Mahler stressed the need for residents to be involved in their communities in her presentation.
“The number one way that elected officials can hear from constituents, and that they do hear from constituents, [is] public events,” she said, and reminded attendees if they did not go to these public events their voices would not be heard.
Marcy Ostberg, director of the Housing Innovation Lab, spoke during the presentation on the need to develop, fund and design affordable homes differently.
“There’s new technology and systems that can help us build more quickly and efficiently to maybe bring the price down,” Ostberg said. “We have less and less money coming from the federal government and state government to build affordable units so we need to be creative with our money that we do have and how we can build … people are living in different ways.”
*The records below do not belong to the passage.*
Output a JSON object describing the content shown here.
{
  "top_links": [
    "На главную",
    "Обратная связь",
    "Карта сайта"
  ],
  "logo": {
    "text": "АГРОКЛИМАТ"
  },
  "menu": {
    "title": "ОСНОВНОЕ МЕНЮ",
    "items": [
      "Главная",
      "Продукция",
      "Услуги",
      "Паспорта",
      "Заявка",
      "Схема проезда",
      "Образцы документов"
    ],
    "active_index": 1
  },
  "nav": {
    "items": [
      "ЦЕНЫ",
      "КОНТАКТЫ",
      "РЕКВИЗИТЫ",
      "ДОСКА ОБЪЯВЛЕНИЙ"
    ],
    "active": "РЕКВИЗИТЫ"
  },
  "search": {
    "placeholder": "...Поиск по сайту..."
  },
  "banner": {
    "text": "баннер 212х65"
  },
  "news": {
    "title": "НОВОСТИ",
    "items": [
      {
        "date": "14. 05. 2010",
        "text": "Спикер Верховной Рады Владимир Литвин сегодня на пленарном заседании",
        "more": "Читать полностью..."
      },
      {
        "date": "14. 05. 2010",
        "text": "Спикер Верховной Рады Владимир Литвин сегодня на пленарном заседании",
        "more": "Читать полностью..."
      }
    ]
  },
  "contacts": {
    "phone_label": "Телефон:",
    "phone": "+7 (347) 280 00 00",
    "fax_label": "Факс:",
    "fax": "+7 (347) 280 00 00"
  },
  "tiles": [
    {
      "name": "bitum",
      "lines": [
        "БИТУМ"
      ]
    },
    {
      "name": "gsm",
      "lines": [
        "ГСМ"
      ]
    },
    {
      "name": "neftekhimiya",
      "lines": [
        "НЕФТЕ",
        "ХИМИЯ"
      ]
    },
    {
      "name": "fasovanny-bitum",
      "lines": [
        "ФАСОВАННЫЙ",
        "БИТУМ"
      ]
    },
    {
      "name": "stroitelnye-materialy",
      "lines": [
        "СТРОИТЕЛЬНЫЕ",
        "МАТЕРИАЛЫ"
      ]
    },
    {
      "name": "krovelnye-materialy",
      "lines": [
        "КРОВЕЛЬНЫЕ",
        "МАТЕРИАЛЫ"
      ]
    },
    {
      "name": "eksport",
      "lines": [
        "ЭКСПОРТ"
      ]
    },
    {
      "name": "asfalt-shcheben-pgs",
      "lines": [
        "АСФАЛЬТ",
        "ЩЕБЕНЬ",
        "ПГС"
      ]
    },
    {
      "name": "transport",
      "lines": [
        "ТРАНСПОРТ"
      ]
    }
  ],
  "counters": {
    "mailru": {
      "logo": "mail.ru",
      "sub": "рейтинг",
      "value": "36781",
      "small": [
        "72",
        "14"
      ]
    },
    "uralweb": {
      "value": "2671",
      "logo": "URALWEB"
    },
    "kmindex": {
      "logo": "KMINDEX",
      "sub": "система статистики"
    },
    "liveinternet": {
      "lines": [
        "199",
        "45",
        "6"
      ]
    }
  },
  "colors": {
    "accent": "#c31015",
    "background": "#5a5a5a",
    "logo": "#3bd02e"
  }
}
Several Boston residents said they benefited greatly from the information provided at the open house.
Neel Desai, 23, of the South End, said he attended the open house due to his interest in navigating the homeownership process. He said he found the format of the open house presentations very helpful.
“There are so many resources online it’s hard to not be confused by all the information,” Desai said, adding he enjoyed being able to go around and talk to real people.
Alessandra Brown, 32, of Hyde Park, said she came because she was looking to purchase a two-family home within the next year and would not be able to do so without the financial programs provided by the City.
Brown had taken the home buying course offered by the Boston Home Center, but said the open house was a better introduction to the housing market and suggested that it be offered to people outside the 20 to 34-year age range as well.
“This could be a good introduction,” Brown said. “I think it was helpful but it was very overwhelming … I feel like I should have as much info as possible.”
Ivana Bikombe, 25, of Brighton, said she attended the event because she wanted to learn how to begin saving up to buy a home.
“I’ve never had that experience of living in a home,” said Bikombe, whose parents are immigrants. “I do want to own a home and I do know I need to start now.”